In terms of re-capitalisation this is were traders also have huge advantages over and above other business ventures. Firstly work out what would represent a reasonable salary and then realistically calculate what account size you’d need to achieve that salary. For example do you think you could grow your account by 0.5% per day? That would be roughly 10% per month. Now ignoring that 120% per annum would be a return that hedge fund managers would kill for let’s wind this ambition back to the 0.5% return per day which reads like a sensible ambition. Would £2k per month be a reasonable salary when first starting out as a full time dedicated trader? Bear in mind that in the UK the first ten could be free of tax and you may be able to offset certain expenses. Therefore in order to aim for the average UK salary you’d need a £20k account.
Your overheads are negligible; charts, accounts, a basic PC, internet connection and your employment responsibilities are only to yourself. Even your basic accounting procedures are simple; you get free trade recording packages from your broker in terms of a detailed account history at the click of a mouse.
Poor decision making, lack of clear objectives and vision
How many businesses can start the day knowing exactly what their fixed and arguably floating costs will be and absolutely draw a line under what the maximum loss the business can lose on any given day? We have that ‘luxury’ and it’s worth concentrating on this benefit when you inevitably have losing days.
Using our twenty thousand sterling account size example we can set daily losses on our account. We can limit our loss to perhaps 5% per day, or a certain percentage each week, or each month. You could even decide that a fixed percentage loss would result in ceasing trading for a period of time, perhaps If your account loses 20% you’ll take time out to assess your strategy and re-start with less position size. If you lose 40% in total after a set period you may consider ceasing trading altogether. Once again these are logistical steps we can put in place for our business that most other businesses can’t, and what’s best is that we can adjust our loss and tolerance parameters on a daily basis as the business evolves – we can put steps in place daily to remedy any glaring faults we clearly see.

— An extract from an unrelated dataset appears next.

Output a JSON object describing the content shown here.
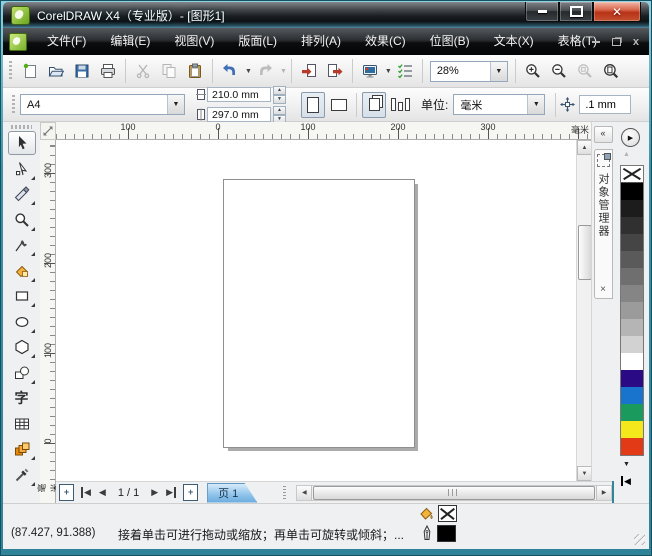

Using our standard set up model, vis a vis ‘normal businesses’ there are other clear advantages we have. Most small new starts are retail or media/services, as mentioned earlier they require a ‘sink’ and or burn of circa £75k and even then up to 75% will not get into year three trading. We require £20k to be in business, (or less depending on the level of risk you believe your edge and psyche can tolerate) and can set losing parameters to decide for you that, despite it’s attraction, you and trading simply don’t mix. The worst case damage limitation scenario being that you lose £8k, some pride but have gone to every effort to be successful. If you close your business down there’s no employees to break the news to, no suppliers to let down, no lease to extricate from. Indirectly we’ve also created a business plan during this essay, but critically without the expense of a sales and marketing plan that normally eats up a lot of the start up capital of any new business.
It’s always a good time to start trading the markets, but if you are considering entering this business there really is no time like the present. The cost of doing business, (the spreads), have never been better. The educational resources (free of charge) are outstanding, the platforms are incredibly robust and intuitive, the innovations come thick and fast from brokers who want to see their customers succeed and will only charge you a single percent on most transactions. But unlike other businesses the barriers to entry are non-existent, and the skill set you acquire could continue to offer up rewards over a lifetime of investing even if you eventually decide full time trading is not for you.